The Bimodal method is extremely popular. It estimates that about 16% of firms opt for this approach. The concept "Bimodal IT" was first presented by Gartner around the year 2014. Bimodal refers to the process of handling two distinct, but consistent ways of working: one that is centered on predictability while the other one on agility.

Mode 1 follows a traditional approach; consequently, it performs flawlessly in predictable and well-understood areas. As per Gartner, the mode seeks to make use of what is well-known while also transforming the existing system into a suitable state for a new digital age.

Mode 2 follows rapid app development. The process is nonlinear, exploratory, and designed to address new challenges. It is particularly useful in projects that must be completed as soon as possible.

Both methods demand different skills sets, methods, and tools. Thus, two distinct workgroups are necessary. They have two main goals: maintaining stability and embracing new ideas. The team members concentrate on the projects that match their style best.

6: XP (extreme programming)

XP (Extreme Programming) is different from other frameworks mentioned above. Its emphasis is on the specific components of developing software which includes high-quality code. XP is utilized for almost 9% of businesses.

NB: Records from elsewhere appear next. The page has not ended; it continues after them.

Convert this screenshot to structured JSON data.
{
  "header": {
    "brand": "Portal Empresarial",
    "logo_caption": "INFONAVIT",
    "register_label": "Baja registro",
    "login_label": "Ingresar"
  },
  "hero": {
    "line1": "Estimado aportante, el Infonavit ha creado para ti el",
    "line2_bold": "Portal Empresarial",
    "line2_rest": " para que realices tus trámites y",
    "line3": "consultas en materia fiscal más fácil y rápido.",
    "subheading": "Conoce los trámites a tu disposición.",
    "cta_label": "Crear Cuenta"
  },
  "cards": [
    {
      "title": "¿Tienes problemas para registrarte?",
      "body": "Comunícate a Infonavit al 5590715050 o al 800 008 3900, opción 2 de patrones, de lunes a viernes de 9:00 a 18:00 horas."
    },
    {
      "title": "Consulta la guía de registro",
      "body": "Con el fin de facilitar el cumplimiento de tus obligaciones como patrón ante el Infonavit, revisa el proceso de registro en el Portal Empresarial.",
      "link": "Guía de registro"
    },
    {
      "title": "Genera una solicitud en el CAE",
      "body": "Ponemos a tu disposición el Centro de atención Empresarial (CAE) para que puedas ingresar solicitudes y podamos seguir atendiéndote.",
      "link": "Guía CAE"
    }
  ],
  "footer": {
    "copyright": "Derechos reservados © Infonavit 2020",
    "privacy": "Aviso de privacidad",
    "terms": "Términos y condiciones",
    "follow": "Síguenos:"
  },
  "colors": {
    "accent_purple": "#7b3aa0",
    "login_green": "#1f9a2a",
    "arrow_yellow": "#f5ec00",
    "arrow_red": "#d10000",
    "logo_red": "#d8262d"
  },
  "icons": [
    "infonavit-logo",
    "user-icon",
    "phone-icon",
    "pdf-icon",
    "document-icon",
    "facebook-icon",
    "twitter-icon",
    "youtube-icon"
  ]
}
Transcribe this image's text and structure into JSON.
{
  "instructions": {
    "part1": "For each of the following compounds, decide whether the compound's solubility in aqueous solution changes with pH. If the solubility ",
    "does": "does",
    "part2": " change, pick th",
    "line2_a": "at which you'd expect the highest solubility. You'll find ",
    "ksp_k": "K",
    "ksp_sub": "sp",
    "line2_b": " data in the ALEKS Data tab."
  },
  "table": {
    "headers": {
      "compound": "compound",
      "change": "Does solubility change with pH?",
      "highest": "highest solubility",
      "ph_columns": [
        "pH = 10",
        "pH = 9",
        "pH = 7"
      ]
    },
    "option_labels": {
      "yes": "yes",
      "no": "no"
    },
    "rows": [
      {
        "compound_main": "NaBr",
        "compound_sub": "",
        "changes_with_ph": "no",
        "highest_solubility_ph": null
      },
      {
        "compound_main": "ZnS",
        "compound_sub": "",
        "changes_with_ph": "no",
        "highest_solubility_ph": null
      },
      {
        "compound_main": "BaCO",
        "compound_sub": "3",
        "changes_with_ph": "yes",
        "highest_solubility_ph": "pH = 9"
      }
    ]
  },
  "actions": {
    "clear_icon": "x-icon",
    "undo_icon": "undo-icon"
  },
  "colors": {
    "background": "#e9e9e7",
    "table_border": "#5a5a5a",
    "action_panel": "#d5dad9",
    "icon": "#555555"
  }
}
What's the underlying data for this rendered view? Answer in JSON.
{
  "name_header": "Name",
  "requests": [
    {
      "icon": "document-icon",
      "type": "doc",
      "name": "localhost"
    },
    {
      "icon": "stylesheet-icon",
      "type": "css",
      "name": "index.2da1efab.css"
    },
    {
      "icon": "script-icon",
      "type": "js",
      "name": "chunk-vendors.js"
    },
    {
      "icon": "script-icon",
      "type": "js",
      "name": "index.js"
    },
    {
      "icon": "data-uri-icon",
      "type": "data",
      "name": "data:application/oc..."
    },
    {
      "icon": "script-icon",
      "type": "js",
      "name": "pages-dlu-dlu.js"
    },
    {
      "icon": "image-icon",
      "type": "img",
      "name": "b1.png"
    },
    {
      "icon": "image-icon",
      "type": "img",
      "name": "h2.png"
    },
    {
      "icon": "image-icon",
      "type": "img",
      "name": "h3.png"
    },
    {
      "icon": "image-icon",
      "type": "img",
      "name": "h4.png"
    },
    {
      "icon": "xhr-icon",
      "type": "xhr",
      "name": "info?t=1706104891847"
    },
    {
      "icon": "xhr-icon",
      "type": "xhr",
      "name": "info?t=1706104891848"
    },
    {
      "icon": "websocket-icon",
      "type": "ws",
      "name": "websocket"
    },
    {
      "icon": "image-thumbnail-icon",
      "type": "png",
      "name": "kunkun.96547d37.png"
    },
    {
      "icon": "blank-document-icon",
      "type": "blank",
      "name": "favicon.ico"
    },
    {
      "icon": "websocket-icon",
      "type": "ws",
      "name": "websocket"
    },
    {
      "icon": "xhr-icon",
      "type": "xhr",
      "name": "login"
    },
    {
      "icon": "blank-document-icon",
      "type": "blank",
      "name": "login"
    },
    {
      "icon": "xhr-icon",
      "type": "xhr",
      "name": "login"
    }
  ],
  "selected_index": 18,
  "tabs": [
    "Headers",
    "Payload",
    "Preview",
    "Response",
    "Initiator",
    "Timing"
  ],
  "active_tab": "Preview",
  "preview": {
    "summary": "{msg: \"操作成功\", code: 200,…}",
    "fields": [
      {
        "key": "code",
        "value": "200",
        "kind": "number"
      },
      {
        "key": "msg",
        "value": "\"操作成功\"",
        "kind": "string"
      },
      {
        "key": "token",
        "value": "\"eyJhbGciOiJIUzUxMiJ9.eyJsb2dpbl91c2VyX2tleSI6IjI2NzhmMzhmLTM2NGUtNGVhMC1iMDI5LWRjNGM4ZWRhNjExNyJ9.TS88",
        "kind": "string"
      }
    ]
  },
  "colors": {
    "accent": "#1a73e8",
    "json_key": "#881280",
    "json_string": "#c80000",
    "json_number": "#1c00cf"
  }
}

It brings together the most crucial of the essentials, providing Agile team members with a variety of tools that improve the process of engineering. It consists of techniques that are used in software engineering to enhance efficiency and adaptability to changing demands.

XP calls for developers to execute only a few engineering techniques at the most possible level thus the reason for its name. XP was first proposed in the 90s by Kent Beck. Beck set out to find ways to accomplish complex tasks as efficiently as is feasible. He outlined XP techniques in his famous publication “Extreme Programming Explained: Embrace Change”.

7: Crystal

Crystal is among the most flexible and light methods to manage the development of software. It is a natural way of doing things. It is a collection of Agile methods that focus on the interactions of people with processes, placing aspects like communication skills, abilities, and the ability to perform first. The method was created in 1991 by IBM employee Alistair Cockburn, it implies that different teams work separately depending on the size and priority of projects.

Say that smaller team members tend to be connected and can work without the need for constant reporting or documentation. In contrast, larger teams need an organized approach to communication to ensure everyone is working together. There are seven fundamental principles in Crystal Agile.

  1. Frequent delivery
  2. Improvement in reflection
  3. Osmotic communication
  4. Personal security
  5. Concentrate on your work
  6. Access to experts on the subject and users
  7. Utilization of the technological environment

Final thoughts

The Agile frameworks are frequently thought of as a single methodological approach. Many methods haven't been mentioned here. No matter the exact methods and strategies they employ, Agile teams are demonstrated to boost profits by 37% faster and produce 30% higher revenue as compared to the companies that are not Agile. Hopefully, this article helped you understand the top agile frameworks and methodologies along with their purpose.